[Information given Boundary: Start]
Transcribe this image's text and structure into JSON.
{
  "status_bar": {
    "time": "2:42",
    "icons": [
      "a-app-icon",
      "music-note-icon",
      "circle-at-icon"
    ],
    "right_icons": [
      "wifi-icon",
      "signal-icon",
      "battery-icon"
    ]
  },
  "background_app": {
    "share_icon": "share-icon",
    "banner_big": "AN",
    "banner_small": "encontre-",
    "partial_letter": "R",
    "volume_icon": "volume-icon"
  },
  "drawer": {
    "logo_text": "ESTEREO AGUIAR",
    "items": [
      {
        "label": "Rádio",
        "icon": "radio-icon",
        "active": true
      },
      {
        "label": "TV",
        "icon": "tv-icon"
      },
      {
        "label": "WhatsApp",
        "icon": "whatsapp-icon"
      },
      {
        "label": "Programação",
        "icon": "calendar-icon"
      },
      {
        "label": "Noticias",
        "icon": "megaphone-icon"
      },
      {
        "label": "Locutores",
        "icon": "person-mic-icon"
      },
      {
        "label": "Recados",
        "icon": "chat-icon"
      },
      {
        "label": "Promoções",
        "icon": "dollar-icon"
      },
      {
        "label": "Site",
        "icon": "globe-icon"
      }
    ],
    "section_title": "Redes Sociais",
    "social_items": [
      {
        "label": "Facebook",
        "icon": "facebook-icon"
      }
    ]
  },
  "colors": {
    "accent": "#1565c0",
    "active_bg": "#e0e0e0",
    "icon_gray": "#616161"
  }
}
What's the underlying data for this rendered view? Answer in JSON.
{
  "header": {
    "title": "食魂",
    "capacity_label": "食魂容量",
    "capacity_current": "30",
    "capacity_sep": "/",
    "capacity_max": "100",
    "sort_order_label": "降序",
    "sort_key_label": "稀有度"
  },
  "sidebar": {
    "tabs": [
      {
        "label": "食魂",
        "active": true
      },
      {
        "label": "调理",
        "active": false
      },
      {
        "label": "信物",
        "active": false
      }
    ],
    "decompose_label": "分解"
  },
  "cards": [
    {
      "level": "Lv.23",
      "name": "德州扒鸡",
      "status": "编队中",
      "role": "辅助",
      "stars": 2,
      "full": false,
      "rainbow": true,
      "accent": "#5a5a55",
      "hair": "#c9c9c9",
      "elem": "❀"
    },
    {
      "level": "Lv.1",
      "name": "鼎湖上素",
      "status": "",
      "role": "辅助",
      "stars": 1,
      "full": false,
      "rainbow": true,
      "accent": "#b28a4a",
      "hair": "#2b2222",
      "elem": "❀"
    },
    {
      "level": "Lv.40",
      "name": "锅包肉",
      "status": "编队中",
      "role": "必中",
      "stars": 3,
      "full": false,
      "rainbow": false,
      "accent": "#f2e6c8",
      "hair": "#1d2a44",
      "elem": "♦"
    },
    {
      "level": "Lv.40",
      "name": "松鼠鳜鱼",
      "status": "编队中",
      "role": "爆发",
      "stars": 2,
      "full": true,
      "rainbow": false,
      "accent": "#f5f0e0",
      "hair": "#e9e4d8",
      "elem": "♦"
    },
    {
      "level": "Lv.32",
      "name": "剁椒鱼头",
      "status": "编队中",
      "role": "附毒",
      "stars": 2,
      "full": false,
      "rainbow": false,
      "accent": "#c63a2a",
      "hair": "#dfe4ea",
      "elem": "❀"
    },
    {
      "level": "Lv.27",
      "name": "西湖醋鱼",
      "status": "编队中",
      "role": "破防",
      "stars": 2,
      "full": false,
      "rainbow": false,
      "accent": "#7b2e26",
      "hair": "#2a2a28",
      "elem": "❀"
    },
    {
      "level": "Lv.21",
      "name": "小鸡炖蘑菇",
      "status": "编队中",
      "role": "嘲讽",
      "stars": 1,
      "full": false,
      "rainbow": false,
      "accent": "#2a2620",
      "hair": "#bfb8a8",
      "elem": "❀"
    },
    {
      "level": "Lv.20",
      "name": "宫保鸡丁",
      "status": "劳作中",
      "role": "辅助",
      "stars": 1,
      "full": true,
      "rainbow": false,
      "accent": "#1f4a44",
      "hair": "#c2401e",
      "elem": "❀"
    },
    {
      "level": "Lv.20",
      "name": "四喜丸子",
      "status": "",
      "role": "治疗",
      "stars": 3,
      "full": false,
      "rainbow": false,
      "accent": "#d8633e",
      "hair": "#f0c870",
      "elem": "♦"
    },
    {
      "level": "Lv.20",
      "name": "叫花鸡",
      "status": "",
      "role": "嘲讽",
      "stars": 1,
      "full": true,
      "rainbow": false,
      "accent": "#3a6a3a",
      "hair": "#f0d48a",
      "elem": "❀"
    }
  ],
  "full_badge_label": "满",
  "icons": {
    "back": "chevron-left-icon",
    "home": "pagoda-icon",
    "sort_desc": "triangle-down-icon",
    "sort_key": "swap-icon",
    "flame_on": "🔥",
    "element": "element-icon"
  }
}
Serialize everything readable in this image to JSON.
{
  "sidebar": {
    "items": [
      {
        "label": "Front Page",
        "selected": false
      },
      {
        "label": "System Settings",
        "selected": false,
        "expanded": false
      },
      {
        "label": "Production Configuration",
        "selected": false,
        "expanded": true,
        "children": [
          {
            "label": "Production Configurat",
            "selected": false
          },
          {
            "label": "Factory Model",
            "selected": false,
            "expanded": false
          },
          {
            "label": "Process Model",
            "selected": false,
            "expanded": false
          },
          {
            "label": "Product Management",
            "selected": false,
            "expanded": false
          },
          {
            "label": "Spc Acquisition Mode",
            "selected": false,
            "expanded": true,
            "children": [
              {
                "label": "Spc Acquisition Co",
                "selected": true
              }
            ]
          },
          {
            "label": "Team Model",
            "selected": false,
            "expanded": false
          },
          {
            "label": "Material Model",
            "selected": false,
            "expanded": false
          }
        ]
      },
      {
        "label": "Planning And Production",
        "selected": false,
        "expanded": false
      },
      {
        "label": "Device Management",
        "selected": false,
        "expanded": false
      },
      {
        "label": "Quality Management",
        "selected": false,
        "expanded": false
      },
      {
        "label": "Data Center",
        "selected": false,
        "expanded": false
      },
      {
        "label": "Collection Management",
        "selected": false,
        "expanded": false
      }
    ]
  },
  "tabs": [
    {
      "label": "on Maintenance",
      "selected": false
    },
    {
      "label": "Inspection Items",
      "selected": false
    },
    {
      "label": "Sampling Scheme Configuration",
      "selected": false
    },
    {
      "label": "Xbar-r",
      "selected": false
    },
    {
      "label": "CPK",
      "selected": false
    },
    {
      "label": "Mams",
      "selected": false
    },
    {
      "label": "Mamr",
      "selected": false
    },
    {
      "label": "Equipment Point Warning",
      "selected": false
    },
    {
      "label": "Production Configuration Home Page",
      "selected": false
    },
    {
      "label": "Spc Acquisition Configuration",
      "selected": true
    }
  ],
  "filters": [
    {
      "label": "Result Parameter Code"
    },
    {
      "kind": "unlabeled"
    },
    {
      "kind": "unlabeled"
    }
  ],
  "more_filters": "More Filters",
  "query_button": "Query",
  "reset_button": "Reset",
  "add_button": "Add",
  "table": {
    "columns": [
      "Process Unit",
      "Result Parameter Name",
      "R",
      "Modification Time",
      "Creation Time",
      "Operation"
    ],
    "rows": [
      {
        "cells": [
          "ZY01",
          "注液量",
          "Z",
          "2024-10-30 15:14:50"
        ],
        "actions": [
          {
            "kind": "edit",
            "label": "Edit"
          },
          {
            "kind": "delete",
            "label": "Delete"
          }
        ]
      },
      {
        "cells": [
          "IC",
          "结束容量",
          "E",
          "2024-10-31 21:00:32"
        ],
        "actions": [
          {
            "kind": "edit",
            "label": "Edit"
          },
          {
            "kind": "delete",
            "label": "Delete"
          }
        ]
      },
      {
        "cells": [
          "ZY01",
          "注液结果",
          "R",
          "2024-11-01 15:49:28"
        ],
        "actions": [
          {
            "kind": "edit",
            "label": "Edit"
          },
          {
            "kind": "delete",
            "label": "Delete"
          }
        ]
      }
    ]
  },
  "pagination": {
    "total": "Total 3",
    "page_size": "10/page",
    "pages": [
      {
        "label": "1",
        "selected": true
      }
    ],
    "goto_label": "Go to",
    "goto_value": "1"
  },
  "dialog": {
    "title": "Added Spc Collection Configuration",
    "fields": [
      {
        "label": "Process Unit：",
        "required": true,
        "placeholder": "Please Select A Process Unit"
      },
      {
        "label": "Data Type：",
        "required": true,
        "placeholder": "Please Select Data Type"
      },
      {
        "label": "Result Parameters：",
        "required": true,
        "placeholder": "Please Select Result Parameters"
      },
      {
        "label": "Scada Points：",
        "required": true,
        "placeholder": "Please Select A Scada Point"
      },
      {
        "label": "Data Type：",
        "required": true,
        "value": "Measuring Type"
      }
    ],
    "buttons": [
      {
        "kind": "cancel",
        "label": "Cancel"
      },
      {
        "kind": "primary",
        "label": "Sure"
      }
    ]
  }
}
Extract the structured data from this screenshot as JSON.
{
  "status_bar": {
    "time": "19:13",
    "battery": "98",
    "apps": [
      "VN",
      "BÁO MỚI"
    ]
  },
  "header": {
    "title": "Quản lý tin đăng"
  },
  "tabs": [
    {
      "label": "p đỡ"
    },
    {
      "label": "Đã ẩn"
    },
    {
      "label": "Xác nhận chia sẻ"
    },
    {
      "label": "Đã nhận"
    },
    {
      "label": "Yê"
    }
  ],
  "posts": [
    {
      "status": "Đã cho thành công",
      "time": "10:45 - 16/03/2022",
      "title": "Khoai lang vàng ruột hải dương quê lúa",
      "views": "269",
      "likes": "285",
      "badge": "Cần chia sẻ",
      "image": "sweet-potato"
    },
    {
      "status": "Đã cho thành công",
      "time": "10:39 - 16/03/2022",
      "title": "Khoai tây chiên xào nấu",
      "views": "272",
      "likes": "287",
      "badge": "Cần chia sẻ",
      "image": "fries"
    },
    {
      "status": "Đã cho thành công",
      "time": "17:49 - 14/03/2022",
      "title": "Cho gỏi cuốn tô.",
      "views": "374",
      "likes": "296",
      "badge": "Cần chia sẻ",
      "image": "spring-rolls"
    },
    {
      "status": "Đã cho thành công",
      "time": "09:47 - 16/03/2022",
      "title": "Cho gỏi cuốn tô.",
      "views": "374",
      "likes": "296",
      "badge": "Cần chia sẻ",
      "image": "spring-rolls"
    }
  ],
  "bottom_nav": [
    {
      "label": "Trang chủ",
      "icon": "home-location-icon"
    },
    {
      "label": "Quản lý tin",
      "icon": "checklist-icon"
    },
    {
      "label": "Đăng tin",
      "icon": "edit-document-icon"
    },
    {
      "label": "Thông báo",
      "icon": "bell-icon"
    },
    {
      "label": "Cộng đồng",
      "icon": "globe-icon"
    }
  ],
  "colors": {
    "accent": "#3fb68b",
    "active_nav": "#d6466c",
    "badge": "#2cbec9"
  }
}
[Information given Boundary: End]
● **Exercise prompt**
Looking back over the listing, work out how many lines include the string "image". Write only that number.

● **Solution to the exercise**
6